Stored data
----------------------------------------

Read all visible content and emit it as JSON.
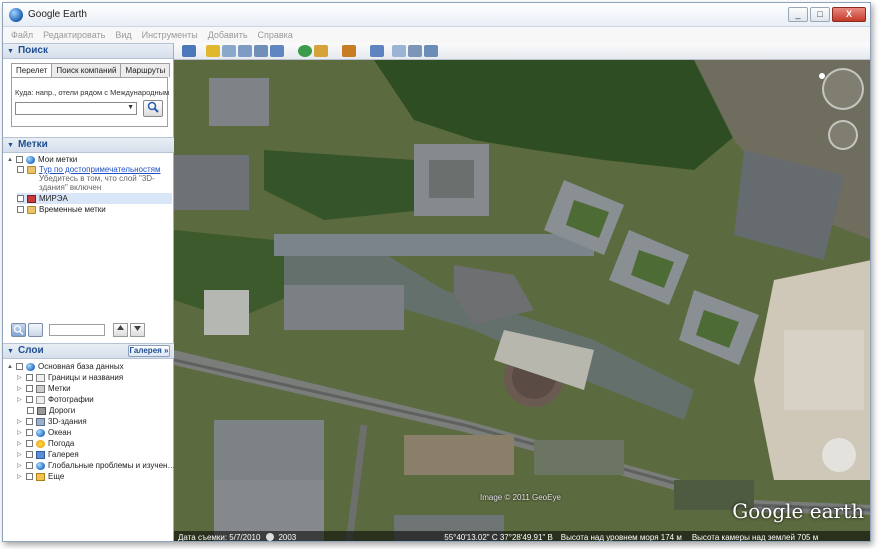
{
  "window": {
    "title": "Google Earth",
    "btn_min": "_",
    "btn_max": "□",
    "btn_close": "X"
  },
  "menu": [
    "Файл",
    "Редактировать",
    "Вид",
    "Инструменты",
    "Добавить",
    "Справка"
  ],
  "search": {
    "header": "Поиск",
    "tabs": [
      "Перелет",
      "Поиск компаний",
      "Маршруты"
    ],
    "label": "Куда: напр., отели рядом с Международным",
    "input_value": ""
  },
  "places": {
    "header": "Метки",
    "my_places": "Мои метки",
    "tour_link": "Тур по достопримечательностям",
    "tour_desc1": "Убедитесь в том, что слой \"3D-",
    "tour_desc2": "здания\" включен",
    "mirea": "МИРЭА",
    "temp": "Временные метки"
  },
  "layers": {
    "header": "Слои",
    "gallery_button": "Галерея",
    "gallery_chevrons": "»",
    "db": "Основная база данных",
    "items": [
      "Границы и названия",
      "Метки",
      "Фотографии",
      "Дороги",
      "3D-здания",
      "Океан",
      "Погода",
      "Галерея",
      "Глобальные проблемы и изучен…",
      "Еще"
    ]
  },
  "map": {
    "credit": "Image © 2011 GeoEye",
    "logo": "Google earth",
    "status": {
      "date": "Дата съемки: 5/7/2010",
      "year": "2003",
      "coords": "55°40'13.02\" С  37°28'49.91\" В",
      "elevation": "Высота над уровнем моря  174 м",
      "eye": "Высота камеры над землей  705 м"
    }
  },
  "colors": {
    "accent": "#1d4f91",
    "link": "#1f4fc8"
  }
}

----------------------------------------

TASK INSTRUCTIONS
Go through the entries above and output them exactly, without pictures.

SOLUTION TO THIS PROBLEM
Read all visible content and emit it as JSON.
{
  "window": {
    "title": "Google Earth",
    "btn_min": "_",
    "btn_max": "□",
    "btn_close": "X"
  },
  "menu": [
    "Файл",
    "Редактировать",
    "Вид",
    "Инструменты",
    "Добавить",
    "Справка"
  ],
  "search": {
    "header": "Поиск",
    "tabs": [
      "Перелет",
      "Поиск компаний",
      "Маршруты"
    ],
    "label": "Куда: напр., отели рядом с Международным",
    "input_value": ""
  },
  "places": {
    "header": "Метки",
    "my_places": "Мои метки",
    "tour_link": "Тур по достопримечательностям",
    "tour_desc1": "Убедитесь в том, что слой \"3D-",
    "tour_desc2": "здания\" включен",
    "mirea": "МИРЭА",
    "temp": "Временные метки"
  },
  "layers": {
    "header": "Слои",
    "gallery_button": "Галерея",
    "gallery_chevrons": "»",
    "db": "Основная база данных",
    "items": [
      "Границы и названия",
      "Метки",
      "Фотографии",
      "Дороги",
      "3D-здания",
      "Океан",
      "Погода",
      "Галерея",
      "Глобальные проблемы и изучен…",
      "Еще"
    ]
  },
  "map": {
    "credit": "Image © 2011 GeoEye",
    "logo": "Google earth",
    "status": {
      "date": "Дата съемки: 5/7/2010",
      "year": "2003",
      "coords": "55°40'13.02\" С  37°28'49.91\" В",
      "elevation": "Высота над уровнем моря  174 м",
      "eye": "Высота камеры над землей  705 м"
    }
  },
  "colors": {
    "accent": "#1d4f91",
    "link": "#1f4fc8"
  }
}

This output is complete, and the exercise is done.